At that time, Goodwill would have an annual ski sale in October at the Monroe site. They were storing up skis all year, transporting them to Monroe then trying to sell them. I figured they would have plenty of unsold equipment that would need to be disposed so I approached the head of the Puget Sound Goodwill, Randy Strong. He was eager to recycle their skis. In 2015, though, the Everett warehouse manager that stored the skis (Alex Smith) decided to cancel the Monroe ski sale because it was too costly. He was not interested in recycling skis and did not want to receive any more skis because he all too often would have to throw them away. In speaking with the individual stores, such as the Everett Goodwill (Israel Juarez), I learned that they still send their skis to the warehouse if they cannot sell them. The individual stores say they cannot recycle them because they are required to send them to the warehouse if they cannot sell them. The warehouse does not want them and claims to not have room to store any skis of any quantity for recycling.

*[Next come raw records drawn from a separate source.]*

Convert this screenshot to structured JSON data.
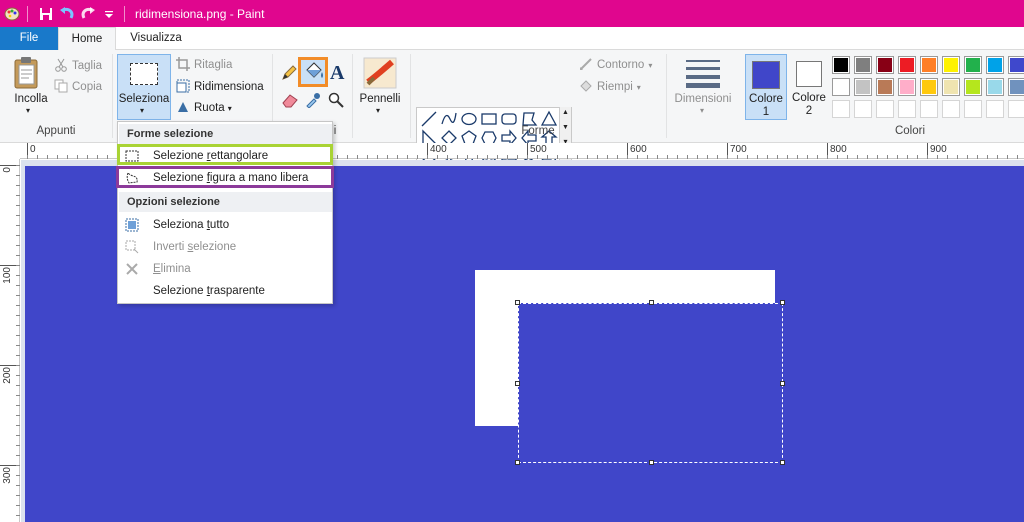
{
  "window": {
    "title": "ridimensiona.png - Paint"
  },
  "tabs": {
    "file": "File",
    "home": "Home",
    "view": "Visualizza"
  },
  "clipboard": {
    "paste": "Incolla",
    "cut": "Taglia",
    "copy": "Copia",
    "group": "Appunti"
  },
  "image": {
    "select": "Seleziona",
    "crop": "Ritaglia",
    "resize": "Ridimensiona",
    "rotate": "Ruota"
  },
  "tools": {
    "brushes": "Pennelli",
    "group_partial": "i"
  },
  "shapes": {
    "outline": "Contorno",
    "fill": "Riempi",
    "group": "Forme"
  },
  "size": {
    "label": "Dimensioni"
  },
  "colors": {
    "color1_label": "Colore",
    "color1_num": "1",
    "color2_label": "Colore",
    "color2_num": "2",
    "group": "Colori",
    "color1_value": "#4046c9",
    "color2_value": "#ffffff",
    "palette": [
      "#000000",
      "#7f7f7f",
      "#880015",
      "#ed1c24",
      "#ff7f27",
      "#fff200",
      "#22b14c",
      "#00a2e8",
      "#3f48cc",
      "#ffffff",
      "#c3c3c3",
      "#b97a57",
      "#ffaec9",
      "#ffc90e",
      "#efe4b0",
      "#b5e61d",
      "#99d9ea",
      "#7092be"
    ]
  },
  "ruler": {
    "h_ticks": [
      "0",
      "400",
      "500",
      "600",
      "700",
      "800",
      "900"
    ],
    "v_ticks": [
      "0",
      "100",
      "200",
      "300"
    ]
  },
  "menu": {
    "section1": "Forme selezione",
    "rect_select_pre": "Selezione ",
    "rect_select_key": "r",
    "rect_select_post": "ettangolare",
    "free_select_pre": "Selezione ",
    "free_select_key": "f",
    "free_select_post": "igura a mano libera",
    "section2": "Opzioni selezione",
    "select_all_pre": "Seleziona ",
    "select_all_key": "t",
    "select_all_post": "utto",
    "invert_pre": "Inverti ",
    "invert_key": "s",
    "invert_post": "elezione",
    "delete_pre": "",
    "delete_key": "E",
    "delete_post": "limina",
    "transparent_pre": "Selezione ",
    "transparent_key": "t",
    "transparent_post": "rasparente"
  }
}
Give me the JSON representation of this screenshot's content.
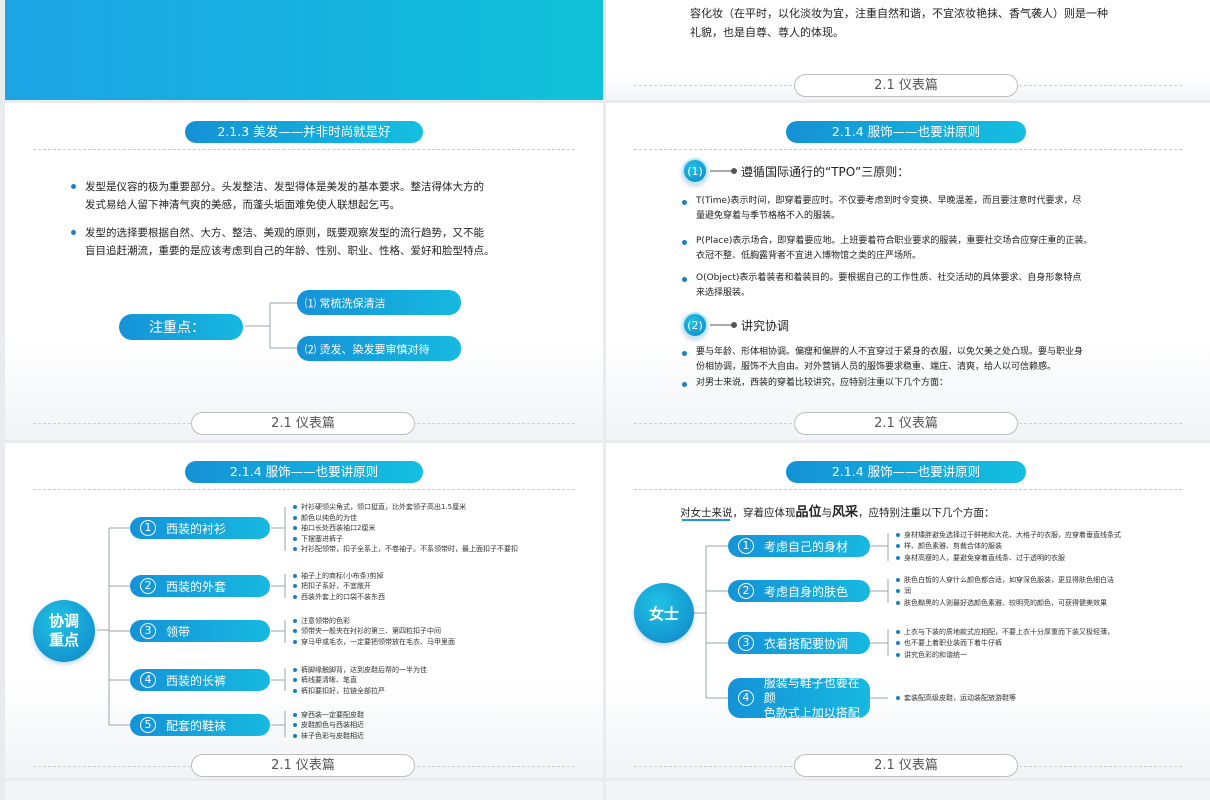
{
  "footer_label": "2.1 仪表篇",
  "slide2": {
    "text_line1": "容化妆（在平时，以化淡妆为宜，注重自然和谐，不宜浓妆艳抹、香气袭人）则是一种",
    "text_line2": "礼貌，也是自尊、尊人的体现。"
  },
  "slide3": {
    "header": "2.1.3 美发——并非时尚就是好",
    "bullet1_line1": "发型是仪容的极为重要部分。头发整洁、发型得体是美发的基本要求。整洁得体大方的",
    "bullet1_line2": "发式易给人留下神清气爽的美感，而蓬头垢面难免使人联想起乞丐。",
    "bullet2_line1": "发型的选择要根据自然、大方、整洁、美观的原则，既要观察发型的流行趋势，又不能",
    "bullet2_line2": "盲目追赶潮流，重要的是应该考虑到自己的年龄、性别、职业、性格、爱好和脸型特点。",
    "key_label": "注重点：",
    "item1": "⑴ 常梳洗保清洁",
    "item2": "⑵ 烫发、染发要审慎对待"
  },
  "slide4": {
    "header": "2.1.4  服饰——也要讲原则",
    "s1_num": "(1)",
    "s1_title": "遵循国际通行的“TPO”三原则：",
    "b1_line1": "T(Time)表示时间，即穿着要应时。不仅要考虑到时令变换、早晚温差，而且要注意时代要求，尽",
    "b1_line2": "量避免穿着与季节格格不入的服装。",
    "b2_line1": "P(Place)表示场合，即穿着要应地。上班要着符合职业要求的服装，重要社交场合应穿庄重的正装。",
    "b2_line2": "衣冠不整、低胸露背者不宜进入博物馆之类的庄严场所。",
    "b3_line1": "O(Object)表示着装者和着装目的。要根据自己的工作性质、社交活动的具体要求、自身形象特点",
    "b3_line2": "来选择服装。",
    "s2_num": "(2)",
    "s2_title": "讲究协调",
    "b4_line1": "要与年龄、形体相协调。偏瘦和偏胖的人不宜穿过于紧身的衣服，以免欠美之处凸现。要与职业身",
    "b4_line2": "份相协调，服饰不大自由。对外营销人员的服饰要求稳重、端庄、清爽，给人以可信赖感。",
    "b5_line1": "对男士来说，西装的穿着比较讲究，应特别注重以下几个方面："
  },
  "slide5": {
    "header": "2.1.4  服饰——也要讲原则",
    "center_label": "协调重点",
    "items": [
      {
        "num": "1",
        "label": "西装的衬衫",
        "notes": [
          "衬衫硬领尖角式，领口挺直，比外套领子高出1.5厘米",
          "颜色以纯色的为佳",
          "袖口长处西装袖口2厘米",
          "下摆塞进裤子",
          "衬衫配领带，扣子全系上，不卷袖子。不系领带时，最上面扣子不要扣"
        ]
      },
      {
        "num": "2",
        "label": "西装的外套",
        "notes": [
          "袖子上的商标(小布条)剪掉",
          "把扣子系好，不宜敞开",
          "西装外套上的口袋不装东西"
        ]
      },
      {
        "num": "3",
        "label": "领带",
        "notes": [
          "注意领带的色彩",
          "领带夹一般夹在衬衫的第三、第四粒扣子中间",
          "穿马甲或毛衣，一定要把领带放在毛衣、马甲里面"
        ]
      },
      {
        "num": "4",
        "label": "西装的长裤",
        "notes": [
          "裤脚缘触脚背，达到皮鞋后帮的一半为佳",
          "裤线要清晰、笔直",
          "裤扣要扣好，拉链全部拉严"
        ]
      },
      {
        "num": "5",
        "label": "配套的鞋袜",
        "notes": [
          "穿西装一定要配皮鞋",
          "皮鞋颜色与西装相近",
          "袜子色彩与皮鞋相近"
        ]
      }
    ]
  },
  "slide6": {
    "header": "2.1.4  服饰——也要讲原则",
    "intro_a": "对女士来说，穿着应体现",
    "intro_b": "品位",
    "intro_c": "与",
    "intro_d": "风采",
    "intro_e": "，应特别注重以下几个方面：",
    "center_label": "女士",
    "items": [
      {
        "num": "1",
        "label": "考虑自己的身材",
        "notes": [
          "身材矮胖避免选择过于鲜艳和大花、大格子的衣服，应穿着垂直线条式",
          "样、颜色素雅、剪裁合体的服装",
          "身材高瘦的人，要避免穿着直线条、过于透明的衣服"
        ]
      },
      {
        "num": "2",
        "label": "考虑自身的肤色",
        "notes": [
          "肤色白皙的人穿什么颜色都合适，如穿深色服装，更显得肤色细白洁",
          "润",
          "肤色黝黑的人则最好选颜色素雅、较明亮的颜色，可获得健美效果"
        ]
      },
      {
        "num": "3",
        "label": "衣着搭配要协调",
        "notes": [
          "上衣与下装的质地款式应相配，不要上衣十分厚重而下装又极轻薄，",
          "也不要上着职业装而下着牛仔裤",
          "讲究色彩的和谐统一"
        ]
      },
      {
        "num": "4",
        "label_line1": "服装与鞋子也要在颜",
        "label_line2": "色款式上加以搭配",
        "notes": [
          "套装配高级皮鞋，运动装配旅游鞋等"
        ]
      }
    ]
  }
}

I then decided that I should pursue other venues. I approached Tracy Gibbons of Sturtevant’s to see if they would like to participate in ski recycling. I figured if anyone would be open to ski recycling, it would be the premier ski shop in the Puget Sound, Sturtevant’s. They were enthusiastic about ski recycling and remain the top recycler in the area.
Stevens Pass participates in a different way. Although they don’t act as a collection point, they do end up with many skis/poles from either abandonment, lost & not found, or damaged rental equipment. Stevens Pass donates all of their unusable ski equipment to the ski recycling program.
In a year, it can be several hundred skis that get picked up. I build as many items as I can from the old skis and sell the functional ski art through Etsy. Most of the skis find uses by others craftsman or individuals looking to build their own ski fences. I work through Craigslist to find other artists and upcyclers that need skis for their projects. I’ve had inquiries from as far away as North Carolina from artists looking for skis for their projects. Usually the people are much closer to Seattle, but some will drive up from Oregon in search of skis.
Skis make for a great building material for projects because they are so strong. Each ski has different uses depending on it’s characteristics.
Long skis are good for shot skis since you need enough shoulder room between shot glasses. Skis with beautiful graphics near the tips would lend themselves to wall-mounted ski-tip bottle openers. If a pair of skis has interesting graphics and has a flat stop surface near the tail, then they could be made into bookends. The flat top surface is needed for the tip and tail to be joined. Skis with larger graphics lend themselves to wine bottle racks. And shorter skis are best for coat/towel racks/hooks. Fat skis provide a lot of material so that a single ski can be cut and assembled into a bird feeder. Ski poles have two pieces that are useful – the handle and the basket. The handle and pole can be used as a beer tap handle, attached to make a custom ice scraper, or a toilet plunger. The pole + basket can serve as a coat hook on a ski. If the pole is unsalvageable, then the basket and handle can be removed and the aluminum pole truly recycled.
Drop off your skis, ski boots, ski poles and snowboards at any of our stores. Take a look at Brian’s upcycled creations here at his Etsy store link.